Then what? Frequently, audiences grow mistrustful and unimpressed. As Vik Muniz, an artist who explores visual perception, observed, after the first five minutes of Jurassic Park, the only way the filmmakers could scare the audience was to have the dinosaurs make sudden, startling appearances. Legend has it that when The Great Train Robbery premiered in 1903, audiences leapt out of the path of the charging locomotive. Today children walk out of 3-D Omnimaxes as unphased as if they had just watched an hour of television. Direct illusionism usually feels like a parlor game at best, a lame hoodwink at worst.
Still, the nature of visual perception is a fascinating and frequently wonder-inducing topic that is most effectively breached with the simplest of means. Watching Michel Gondry's music video for Gary Jules' cover of Mad World, viewers never suffer the delusion that they're seeing sailboats or singing faces. But in watching people represent forms by holding hands and moving their bodies, we are charmed not only by the hopefulness of the gesture but by the deceptive simplicity of the illusion. Before they became incredibly lame, Penn and Teller were fairly mind-blowing postmodernists who followed their sleight-of-hand trickery by revealing to audiences exactly how they had just been manipulated. Amazingly, this process didn't deflate the "magic" of the magic. Instead, it drew our attention to the boundaries of truth and belief, the limitations of vision, and the hardwiring of the brain that we take for granted.

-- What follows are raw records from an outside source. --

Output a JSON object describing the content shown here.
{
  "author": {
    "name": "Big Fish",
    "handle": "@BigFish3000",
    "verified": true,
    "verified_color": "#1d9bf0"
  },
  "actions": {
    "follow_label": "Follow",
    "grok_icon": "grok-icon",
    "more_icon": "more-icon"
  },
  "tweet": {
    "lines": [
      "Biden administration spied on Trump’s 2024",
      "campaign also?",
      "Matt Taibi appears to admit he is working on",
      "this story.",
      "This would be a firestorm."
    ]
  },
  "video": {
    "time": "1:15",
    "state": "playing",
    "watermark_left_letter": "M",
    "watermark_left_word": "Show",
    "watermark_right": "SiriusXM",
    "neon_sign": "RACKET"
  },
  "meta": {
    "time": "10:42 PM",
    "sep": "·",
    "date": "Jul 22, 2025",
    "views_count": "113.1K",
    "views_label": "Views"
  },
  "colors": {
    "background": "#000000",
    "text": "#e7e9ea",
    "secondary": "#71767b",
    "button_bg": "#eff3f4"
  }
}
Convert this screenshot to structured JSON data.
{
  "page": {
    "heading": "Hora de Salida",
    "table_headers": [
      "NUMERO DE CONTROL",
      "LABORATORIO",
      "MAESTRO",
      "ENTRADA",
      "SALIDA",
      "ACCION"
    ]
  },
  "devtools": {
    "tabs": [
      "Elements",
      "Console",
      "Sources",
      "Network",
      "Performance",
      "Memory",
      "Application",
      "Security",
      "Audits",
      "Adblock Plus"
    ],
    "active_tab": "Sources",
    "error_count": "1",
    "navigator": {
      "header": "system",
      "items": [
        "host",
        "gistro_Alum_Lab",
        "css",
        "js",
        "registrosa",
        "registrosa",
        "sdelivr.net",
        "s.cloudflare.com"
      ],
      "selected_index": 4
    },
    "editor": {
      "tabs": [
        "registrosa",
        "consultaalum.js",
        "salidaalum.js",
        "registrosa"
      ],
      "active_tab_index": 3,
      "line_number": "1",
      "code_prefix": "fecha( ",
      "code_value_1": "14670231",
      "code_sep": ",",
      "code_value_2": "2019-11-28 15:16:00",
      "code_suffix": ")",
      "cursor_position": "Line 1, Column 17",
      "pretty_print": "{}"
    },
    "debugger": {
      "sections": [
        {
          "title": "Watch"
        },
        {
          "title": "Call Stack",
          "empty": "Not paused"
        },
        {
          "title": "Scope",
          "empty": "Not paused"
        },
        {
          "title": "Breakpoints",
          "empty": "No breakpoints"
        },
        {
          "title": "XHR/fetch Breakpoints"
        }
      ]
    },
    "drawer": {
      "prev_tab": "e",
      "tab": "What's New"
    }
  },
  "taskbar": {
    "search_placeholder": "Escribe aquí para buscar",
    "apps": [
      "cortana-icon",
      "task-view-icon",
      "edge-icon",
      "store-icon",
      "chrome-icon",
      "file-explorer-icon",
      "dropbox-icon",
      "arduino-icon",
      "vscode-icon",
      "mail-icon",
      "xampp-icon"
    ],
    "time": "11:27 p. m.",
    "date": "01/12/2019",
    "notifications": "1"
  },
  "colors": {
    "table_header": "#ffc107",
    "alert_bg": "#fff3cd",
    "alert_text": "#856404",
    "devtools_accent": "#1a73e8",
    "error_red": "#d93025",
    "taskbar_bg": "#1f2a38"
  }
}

Harry Houdini spent much of the second half of his career traveling with Arthur Conan Doyle, author of the Sherlock Holmes stories, debunking trick photographs and self-proclaimed spirit mediums. Perhaps the master of illusion had reached the same conclusion as Vik Muniz: "The problem with mysteries is that in the end they cease to be a mystery."